Furthermore, there was also some confusion among the drivers regarding some of the routes. Workman alluded to the Blue Line as an example, explaining that due to the construction by Strong Memorial Hospital, drivers were not stopping at the designated areas where students and faculty waited.

In addition to assessing drivers and the current schedule, First Transit has invested in more buses. At the beginning of the semester, there were two 20-passenger buses and nine 26-passenger buses. Joining the ranks are five new 33-seaters with room for 15 to 17 standing passengers, complete with hand grips and a back door.

“With more buses, we will be able to ease crowding issues, especially for students riding from deKiewiet and Valentine. Also, the bigger buses have hand holds for those standing,” Pifer said.

Workman pointed out that even with additional buses, there will still be a reserve bus on site for emergencies to ensure that the system remains reliable.

First Transit has taken further initiative to remedy other problems brought to its attention by members of the UR community. Bike racks should be arriving next week, according to Workman, although, because of the design of the buses, the bike racks may need to be modified before they can be installed. Furthermore, this winter, First Transit will implement a driver alert system so students do not have tell the driver personally when they need to be dropped off.

Another new development includes adding a Global Positioning System to all of the buses. The drivers will not be the only ones to benefit from a GPS. Supervisors will be able to locate buses and will thus be able to better respond to queries if a bus is tardy. Waiting students will also be able to track buses themselves by checking a computer login. Pifer noted that this would not be effective immediately.

“The GPS will be put in place as soon as we can,” Pifer said. “But we want to test it and then roll it out.”

The last significant change includes the addition of an entirely new bus route: the Gold Line. This line will be used to shuttle students living in the 19th Ward to and from the River Campus, running Monday through Wednesday from 5 p.m. to 1 a.m. and Thursday through Sunday from 6 p.m. to 2 a.m. This new schedule was effective as of Monday, Nov. 26. Although no hard-copy schedules are currently circulating, the times are available online at www.rochester.edu/parking/shuttle.htm.

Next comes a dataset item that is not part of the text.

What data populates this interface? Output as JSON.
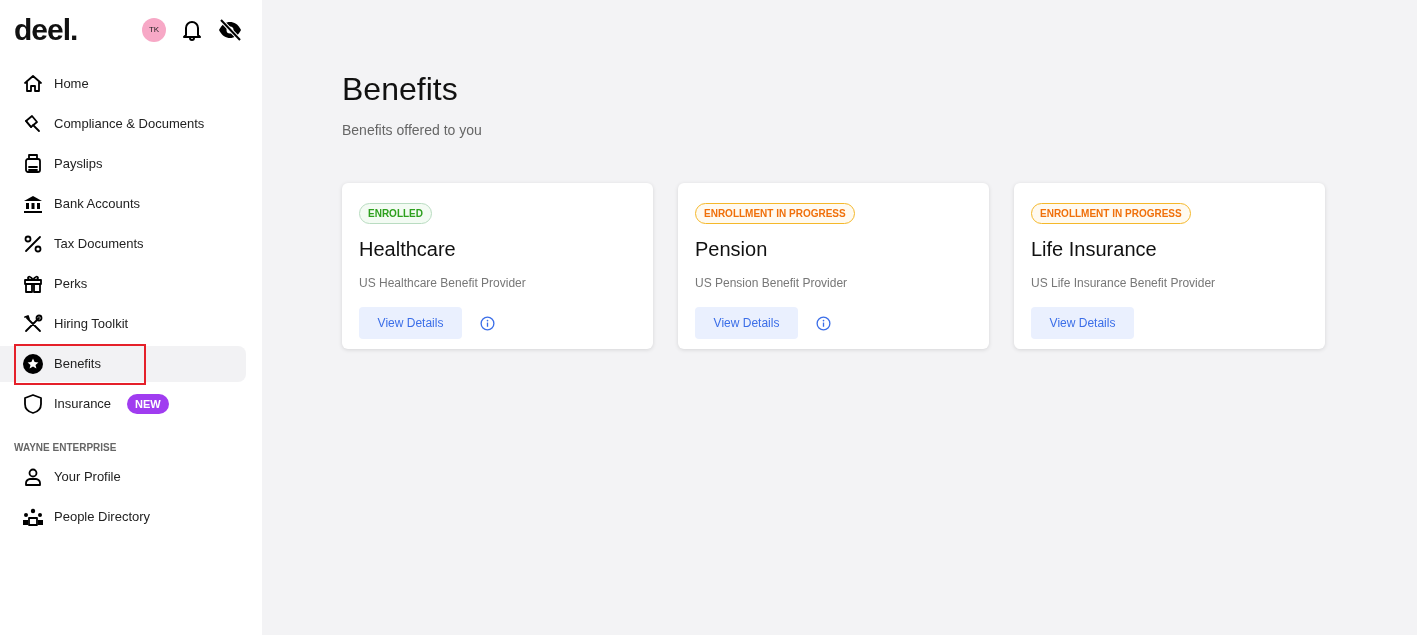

Pifer was optimistic about the many changes that have been made and those the University community have yet to look forward to.

“We have seen improvement in [First Transit’s] adherence to schedules and routes,” he said. “There has been a decrease in calls, and we are ultimately on the right track to provide quality support.”

Squires is a member of the class of 2010.



Burton’s chimneys are coming loose

Contractors have begun the work of removing Burton’s chimneys, causing six students to be temporarily relocated.

Buzzz-buzzz

They moved in packs, resembling clouds of yellow pain. Their intent: to drive students into buildings, away from campus center, and just generally insane.

Trend Watch: the return of indie sleaze

Indie sleaze is the antithesis of perfection, and in the hyper-filtered world we live in today, it makes sense why this anti-beauty aesthetic is back.